Apparently, the U.S. economy is being held back by massive uncertainty over new regulation, future taxation and the deficit and how it will be handled, a state so frightening and confusing that investors won’t invest, businesses won’t hire and nervous consumers have taken to their beds.
That, at least, is the account of Dallas Federal Reserve President Richard Fisher, who, in a speech last week, blamed fear of the arbitrary exercise of power by those in government for slowing the economy and putting those who make, employ and spend in a “defensive crouch.”
“For some time now in internal discussions with my colleagues at the Fed, I have ascribed the economy’s slow growth pathology to what I call ‘random refereeing’ — the current predilection of government to rewrite the rules in the middle of the game of recovery,” Fisher told business leaders in San Antonio.
“Businesses and consumers are being confronted with so many potential changes in the taxes and regulations that govern their behavior that they are uncertain about how to proceed downfield. Awaiting clearer signals from the referees that are the nation’s fiscal authorities and regulators, they have gone into a defensive crouch.”

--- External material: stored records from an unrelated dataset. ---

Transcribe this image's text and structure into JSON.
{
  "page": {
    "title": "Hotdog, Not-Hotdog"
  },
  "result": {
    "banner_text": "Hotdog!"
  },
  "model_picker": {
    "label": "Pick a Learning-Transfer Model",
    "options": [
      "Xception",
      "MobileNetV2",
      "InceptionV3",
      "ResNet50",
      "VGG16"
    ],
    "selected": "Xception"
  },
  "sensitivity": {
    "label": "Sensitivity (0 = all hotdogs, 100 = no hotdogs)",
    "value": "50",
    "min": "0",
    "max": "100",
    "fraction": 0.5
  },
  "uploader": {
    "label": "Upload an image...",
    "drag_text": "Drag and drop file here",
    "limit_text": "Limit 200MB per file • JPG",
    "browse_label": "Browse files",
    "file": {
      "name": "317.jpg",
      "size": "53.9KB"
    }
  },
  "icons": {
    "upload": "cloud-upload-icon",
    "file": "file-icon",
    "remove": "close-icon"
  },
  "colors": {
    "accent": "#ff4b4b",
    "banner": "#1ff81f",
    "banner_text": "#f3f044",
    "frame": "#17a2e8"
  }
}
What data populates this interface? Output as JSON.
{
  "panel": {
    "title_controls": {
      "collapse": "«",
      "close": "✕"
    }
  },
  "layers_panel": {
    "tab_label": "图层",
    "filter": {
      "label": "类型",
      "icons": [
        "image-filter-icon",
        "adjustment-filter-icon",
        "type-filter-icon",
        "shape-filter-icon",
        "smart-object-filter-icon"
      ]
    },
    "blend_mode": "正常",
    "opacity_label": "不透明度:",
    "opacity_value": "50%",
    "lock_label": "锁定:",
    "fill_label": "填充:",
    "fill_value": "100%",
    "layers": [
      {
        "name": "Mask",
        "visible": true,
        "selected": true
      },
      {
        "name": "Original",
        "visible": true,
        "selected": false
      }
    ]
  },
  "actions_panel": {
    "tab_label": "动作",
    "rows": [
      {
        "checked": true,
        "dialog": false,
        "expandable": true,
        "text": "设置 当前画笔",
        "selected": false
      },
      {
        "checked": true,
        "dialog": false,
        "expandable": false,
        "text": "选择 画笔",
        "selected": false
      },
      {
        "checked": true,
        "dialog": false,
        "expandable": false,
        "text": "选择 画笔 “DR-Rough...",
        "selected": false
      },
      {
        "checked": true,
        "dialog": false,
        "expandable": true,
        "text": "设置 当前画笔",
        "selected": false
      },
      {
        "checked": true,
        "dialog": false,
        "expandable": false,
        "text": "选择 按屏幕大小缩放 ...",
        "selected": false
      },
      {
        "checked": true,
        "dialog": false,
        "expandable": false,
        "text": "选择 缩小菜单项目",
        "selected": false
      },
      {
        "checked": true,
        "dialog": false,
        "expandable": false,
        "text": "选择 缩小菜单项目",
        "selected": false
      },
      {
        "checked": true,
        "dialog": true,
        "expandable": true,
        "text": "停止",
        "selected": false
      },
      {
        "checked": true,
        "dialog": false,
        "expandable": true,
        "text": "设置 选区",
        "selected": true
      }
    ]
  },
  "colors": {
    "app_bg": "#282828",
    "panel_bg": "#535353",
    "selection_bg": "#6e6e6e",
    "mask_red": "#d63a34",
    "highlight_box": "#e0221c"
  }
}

Saying that businesses and consumers aren’t spending and investing because they are worried about uncertain new regulations and taxes is like saying a man standing on the side of the road next to his wrecked car has stopped driving because his insurance premium is about to go up.